It is not uncommon for a precious commodity such as season tickets to the Yankees, Giants or Knicks to be handed down from father to son or from grandfather to grandson. So, in today's marketplace, it's easy to see why an apartment owner would want their exclusive Manhattan real estate to be passed down from generation to generation.
That is where inheritance rights or the rights of succession come into play. And what rules the roost, so to speak, in that area, are the proprietary lease, bylaws, and the governing documents of the building, according to attorney Adam Finkelstein of the Manhattan-based law firm of Wagner, Davis and Gold, P.C.
There are distinct differences in how succession works in co-op apartments compared to a condo, Finkelstein explains.
"In a condo, for the most part, a unit owner via their will or intestacy can pass down an apartment with very little restrictions - if any - by the board or managers," says Finkelstein. "In a co-op, you're in a whole different world. In a co-op, obviously, a person living in an apartment is just a tenant of the building and they happen to be a shareholder of the corporation that owns the building, so you have to look to the proprietary lease and bylaws - the governing documents of the corporation - to determine who can take over an apartment."

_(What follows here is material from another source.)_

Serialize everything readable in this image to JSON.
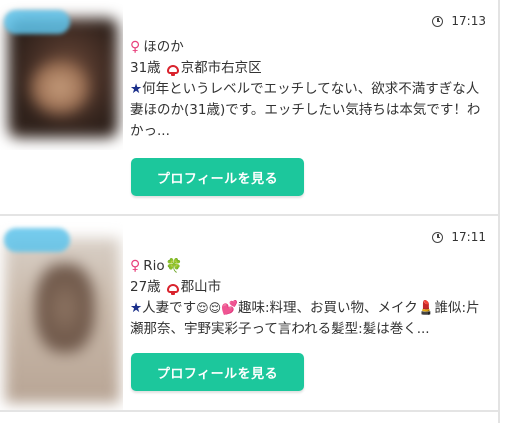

In most cases, Finkelstein says, the proprietary lease will allow a spouse - husband or wife - to take over the apartment of a deceased spouse, even when that person is not named on the stock certificates. Generally, he says, a wife can take over a deceased husband's apartment because the standard proprietary lease usually contains a provision that "no consent" is needed on behalf of a spouse or their children.